I immediately called our loan officer (as I knew from being a loan officer in the past that the "lock desk" usually closes in the afternoon, not at end of business. If using NVR, I found out it is 3:30pm although sometimes they have a little extra time but its not guaranteed.) We locked our rate today 1/8th percent lower than we were hoping for AND it is paying .25 credit. We are ecstatic!!

If you have questions about locking your interest rate, here are some facts:

1. Most lenders lock at 30, 60, or 90 day locks (60 day lock on 8/9/11 will keep you locked until 10/8/11)
2. If you go past your rate lock, you will either have to pay daily extension fees to keep the rate locked or be charged "worse case pricing" which IS as bad as it sounds so avoid this.
3. Rates go by 1/8th of a percent. ie- 5.00%, 5.125, 5.25, 5.375, 5.5, 5.625, 5.75, 5.875, 6.00
4. When locking your rate, you may receive a credit (money TO you toward closing costs,) pay points (money FROM you to get the rate you want,) or get "par" (no money to or from you.)
5. When you lock a rate, you are locking in pricing for THAT DAY. So, if you lock at 5.5 and later decide you wish you bought the rate down to 5.0, you can still make the change and there should not be a fee for changing (but you will pay the cost to buy it down.) Here is a fake example of a "rate sheet":
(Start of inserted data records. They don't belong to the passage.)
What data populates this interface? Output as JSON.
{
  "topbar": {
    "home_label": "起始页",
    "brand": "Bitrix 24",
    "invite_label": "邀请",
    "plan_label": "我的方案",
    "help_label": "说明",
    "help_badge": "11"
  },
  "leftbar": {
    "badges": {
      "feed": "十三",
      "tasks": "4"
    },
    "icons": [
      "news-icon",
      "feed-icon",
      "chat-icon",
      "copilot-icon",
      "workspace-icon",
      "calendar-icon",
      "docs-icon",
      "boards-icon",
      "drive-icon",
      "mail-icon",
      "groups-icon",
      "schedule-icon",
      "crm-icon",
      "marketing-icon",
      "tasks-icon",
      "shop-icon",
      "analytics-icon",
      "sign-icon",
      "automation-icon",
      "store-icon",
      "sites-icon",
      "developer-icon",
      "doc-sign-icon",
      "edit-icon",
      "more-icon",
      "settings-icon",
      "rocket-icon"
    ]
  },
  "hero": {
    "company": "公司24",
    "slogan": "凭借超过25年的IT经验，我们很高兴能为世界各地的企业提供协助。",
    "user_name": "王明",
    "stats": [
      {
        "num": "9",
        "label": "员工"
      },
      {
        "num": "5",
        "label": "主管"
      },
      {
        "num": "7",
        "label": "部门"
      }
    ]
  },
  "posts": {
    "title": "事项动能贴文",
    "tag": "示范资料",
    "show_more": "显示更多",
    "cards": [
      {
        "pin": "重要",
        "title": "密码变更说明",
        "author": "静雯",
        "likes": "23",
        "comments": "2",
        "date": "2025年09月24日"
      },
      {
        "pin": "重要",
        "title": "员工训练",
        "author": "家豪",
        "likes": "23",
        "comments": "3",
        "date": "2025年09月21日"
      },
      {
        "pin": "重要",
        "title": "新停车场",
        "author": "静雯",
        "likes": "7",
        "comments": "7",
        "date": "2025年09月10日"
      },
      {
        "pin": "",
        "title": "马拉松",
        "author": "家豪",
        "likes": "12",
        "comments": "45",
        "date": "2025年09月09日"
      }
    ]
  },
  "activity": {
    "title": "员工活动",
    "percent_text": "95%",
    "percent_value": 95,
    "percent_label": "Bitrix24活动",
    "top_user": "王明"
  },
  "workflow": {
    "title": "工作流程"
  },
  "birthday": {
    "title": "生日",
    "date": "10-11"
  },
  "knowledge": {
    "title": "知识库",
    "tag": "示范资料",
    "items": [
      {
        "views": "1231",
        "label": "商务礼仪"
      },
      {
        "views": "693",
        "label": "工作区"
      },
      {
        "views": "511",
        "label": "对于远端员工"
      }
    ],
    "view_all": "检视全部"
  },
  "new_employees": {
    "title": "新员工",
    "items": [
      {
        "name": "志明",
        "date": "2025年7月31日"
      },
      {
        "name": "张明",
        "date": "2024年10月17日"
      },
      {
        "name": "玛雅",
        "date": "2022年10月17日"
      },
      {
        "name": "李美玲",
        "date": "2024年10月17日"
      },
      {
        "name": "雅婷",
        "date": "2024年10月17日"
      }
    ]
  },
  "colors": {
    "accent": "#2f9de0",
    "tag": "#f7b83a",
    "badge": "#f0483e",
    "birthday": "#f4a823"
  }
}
4.5................1.25 (you pay 1.25)
5.0.................0.0 (par)
5.125............-0.25 (you receive 0.25)

6. Notice, rate sheets do not always make sense (4.625 and 4.75 cost the same..gee which should I pick.)

7. Well thats great WodyJ, but what does this translate to in $$$?
In this example, 4.5 will cost you 1.25 points (1.25% of your loan amount.) If your loan amount is $200,000 you would calculate:
200,000 x 0.0125 = $2500
Just remember, you move the decimal 2 places left (make the number smaller.)
If you want lower closing costs and willing to have a higher monthly payment, you could get the 5.25 and receive $1500 toward closing cost (200,000 x .0075).

8. A lot of times, par is not available, meaning you have to decide if you'd rather pay points to get a lower rate or take the next rate up that actually pays you a credit.

Other tips:
- Do not ask your loan officer what he/she thinks the rate will be next week. This is like asking your pastor when Jesus is coming. They don't know. If anything, ask them what rates have done in the past two weeks. While this doesn't let you know what the future holds, it gives you an idea of how volatile the rates are (how fast they are moving around.)
- Don't get greedy. While I was a loan officer, I saw a lot of people gamble when trying to decide to lock or float. The losers were always more regretful than the winners were satisfied.

Happy building!